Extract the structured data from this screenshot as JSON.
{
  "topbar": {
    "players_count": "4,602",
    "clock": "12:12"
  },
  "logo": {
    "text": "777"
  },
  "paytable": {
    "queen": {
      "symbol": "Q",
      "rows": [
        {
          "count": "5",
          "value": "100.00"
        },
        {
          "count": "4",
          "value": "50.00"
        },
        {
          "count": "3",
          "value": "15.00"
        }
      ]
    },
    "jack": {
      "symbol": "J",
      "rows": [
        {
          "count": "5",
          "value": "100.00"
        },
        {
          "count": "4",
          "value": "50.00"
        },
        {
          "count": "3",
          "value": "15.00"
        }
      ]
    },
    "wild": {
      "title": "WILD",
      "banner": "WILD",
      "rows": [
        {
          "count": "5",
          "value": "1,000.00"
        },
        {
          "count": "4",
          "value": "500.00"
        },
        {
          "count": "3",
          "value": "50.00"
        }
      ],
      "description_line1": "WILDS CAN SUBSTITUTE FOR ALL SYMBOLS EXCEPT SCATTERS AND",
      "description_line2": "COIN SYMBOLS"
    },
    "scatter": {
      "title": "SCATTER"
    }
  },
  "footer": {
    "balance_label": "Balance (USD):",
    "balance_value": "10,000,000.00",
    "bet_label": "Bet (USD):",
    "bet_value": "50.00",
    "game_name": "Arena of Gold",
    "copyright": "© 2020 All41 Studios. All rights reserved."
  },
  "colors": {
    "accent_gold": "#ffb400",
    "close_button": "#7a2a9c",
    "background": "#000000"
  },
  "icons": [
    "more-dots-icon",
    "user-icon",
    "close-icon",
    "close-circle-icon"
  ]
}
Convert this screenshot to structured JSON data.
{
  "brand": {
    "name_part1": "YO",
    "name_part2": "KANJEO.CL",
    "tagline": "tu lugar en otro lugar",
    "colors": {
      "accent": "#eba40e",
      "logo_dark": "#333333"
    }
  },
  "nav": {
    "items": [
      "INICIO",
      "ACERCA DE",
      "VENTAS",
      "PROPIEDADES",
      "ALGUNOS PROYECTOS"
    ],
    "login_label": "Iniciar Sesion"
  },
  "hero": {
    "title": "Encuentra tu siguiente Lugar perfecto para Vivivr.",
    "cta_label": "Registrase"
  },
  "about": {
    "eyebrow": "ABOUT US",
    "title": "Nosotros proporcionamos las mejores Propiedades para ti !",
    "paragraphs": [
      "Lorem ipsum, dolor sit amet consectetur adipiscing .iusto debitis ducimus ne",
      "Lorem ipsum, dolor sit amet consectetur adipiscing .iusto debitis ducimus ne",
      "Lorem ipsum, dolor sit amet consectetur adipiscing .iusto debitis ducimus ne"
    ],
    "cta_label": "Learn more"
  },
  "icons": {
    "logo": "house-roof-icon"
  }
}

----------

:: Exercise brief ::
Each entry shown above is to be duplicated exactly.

:: Response box ::
Extract the structured data from this screenshot as JSON.
{
  "topbar": {
    "players_count": "4,602",
    "clock": "12:12"
  },
  "logo": {
    "text": "777"
  },
  "paytable": {
    "queen": {
      "symbol": "Q",
      "rows": [
        {
          "count": "5",
          "value": "100.00"
        },
        {
          "count": "4",
          "value": "50.00"
        },
        {
          "count": "3",
          "value": "15.00"
        }
      ]
    },
    "jack": {
      "symbol": "J",
      "rows": [
        {
          "count": "5",
          "value": "100.00"
        },
        {
          "count": "4",
          "value": "50.00"
        },
        {
          "count": "3",
          "value": "15.00"
        }
      ]
    },
    "wild": {
      "title": "WILD",
      "banner": "WILD",
      "rows": [
        {
          "count": "5",
          "value": "1,000.00"
        },
        {
          "count": "4",
          "value": "500.00"
        },
        {
          "count": "3",
          "value": "50.00"
        }
      ],
      "description_line1": "WILDS CAN SUBSTITUTE FOR ALL SYMBOLS EXCEPT SCATTERS AND",
      "description_line2": "COIN SYMBOLS"
    },
    "scatter": {
      "title": "SCATTER"
    }
  },
  "footer": {
    "balance_label": "Balance (USD):",
    "balance_value": "10,000,000.00",
    "bet_label": "Bet (USD):",
    "bet_value": "50.00",
    "game_name": "Arena of Gold",
    "copyright": "© 2020 All41 Studios. All rights reserved."
  },
  "colors": {
    "accent_gold": "#ffb400",
    "close_button": "#7a2a9c",
    "background": "#000000"
  },
  "icons": [
    "more-dots-icon",
    "user-icon",
    "close-icon",
    "close-circle-icon"
  ]
}
Convert this screenshot to structured JSON data.
{
  "brand": {
    "name_part1": "YO",
    "name_part2": "KANJEO.CL",
    "tagline": "tu lugar en otro lugar",
    "colors": {
      "accent": "#eba40e",
      "logo_dark": "#333333"
    }
  },
  "nav": {
    "items": [
      "INICIO",
      "ACERCA DE",
      "VENTAS",
      "PROPIEDADES",
      "ALGUNOS PROYECTOS"
    ],
    "login_label": "Iniciar Sesion"
  },
  "hero": {
    "title": "Encuentra tu siguiente Lugar perfecto para Vivivr.",
    "cta_label": "Registrase"
  },
  "about": {
    "eyebrow": "ABOUT US",
    "title": "Nosotros proporcionamos las mejores Propiedades para ti !",
    "paragraphs": [
      "Lorem ipsum, dolor sit amet consectetur adipiscing .iusto debitis ducimus ne",
      "Lorem ipsum, dolor sit amet consectetur adipiscing .iusto debitis ducimus ne",
      "Lorem ipsum, dolor sit amet consectetur adipiscing .iusto debitis ducimus ne"
    ],
    "cta_label": "Learn more"
  },
  "icons": {
    "logo": "house-roof-icon"
  }
}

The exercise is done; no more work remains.